**Records for processing**.
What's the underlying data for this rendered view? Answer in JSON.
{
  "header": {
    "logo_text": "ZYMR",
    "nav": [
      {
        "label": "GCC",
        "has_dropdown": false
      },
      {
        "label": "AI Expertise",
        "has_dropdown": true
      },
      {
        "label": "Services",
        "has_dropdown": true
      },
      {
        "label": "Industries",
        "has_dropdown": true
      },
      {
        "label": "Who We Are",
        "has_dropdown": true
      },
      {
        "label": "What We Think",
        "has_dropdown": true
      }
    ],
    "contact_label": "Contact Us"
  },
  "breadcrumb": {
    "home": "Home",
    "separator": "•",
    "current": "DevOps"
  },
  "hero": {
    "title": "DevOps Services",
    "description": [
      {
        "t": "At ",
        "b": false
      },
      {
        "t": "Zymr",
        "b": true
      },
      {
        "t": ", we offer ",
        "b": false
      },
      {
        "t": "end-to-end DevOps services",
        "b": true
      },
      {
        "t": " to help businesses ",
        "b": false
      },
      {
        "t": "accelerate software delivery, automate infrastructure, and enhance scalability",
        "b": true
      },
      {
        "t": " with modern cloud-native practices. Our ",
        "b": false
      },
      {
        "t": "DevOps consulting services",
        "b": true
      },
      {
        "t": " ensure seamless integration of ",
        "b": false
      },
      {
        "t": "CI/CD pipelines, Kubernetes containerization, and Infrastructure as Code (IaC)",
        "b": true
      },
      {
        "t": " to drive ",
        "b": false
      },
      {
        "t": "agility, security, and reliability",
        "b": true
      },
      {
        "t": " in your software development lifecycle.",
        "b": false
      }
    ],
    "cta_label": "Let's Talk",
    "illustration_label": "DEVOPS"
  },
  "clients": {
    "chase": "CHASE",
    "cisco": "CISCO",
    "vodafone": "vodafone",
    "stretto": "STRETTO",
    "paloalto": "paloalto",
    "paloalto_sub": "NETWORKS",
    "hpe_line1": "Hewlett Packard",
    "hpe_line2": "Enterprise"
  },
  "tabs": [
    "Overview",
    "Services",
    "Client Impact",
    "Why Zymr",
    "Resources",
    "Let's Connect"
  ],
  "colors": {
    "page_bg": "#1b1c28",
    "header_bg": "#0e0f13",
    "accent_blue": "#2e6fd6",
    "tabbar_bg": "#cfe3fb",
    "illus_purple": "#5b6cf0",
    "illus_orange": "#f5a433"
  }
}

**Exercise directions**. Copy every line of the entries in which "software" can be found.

**Finished task**.
        "t": "accelerate software delivery, automate infrastructure, and enhance scalability",
        "t": " in your software development lifecycle.",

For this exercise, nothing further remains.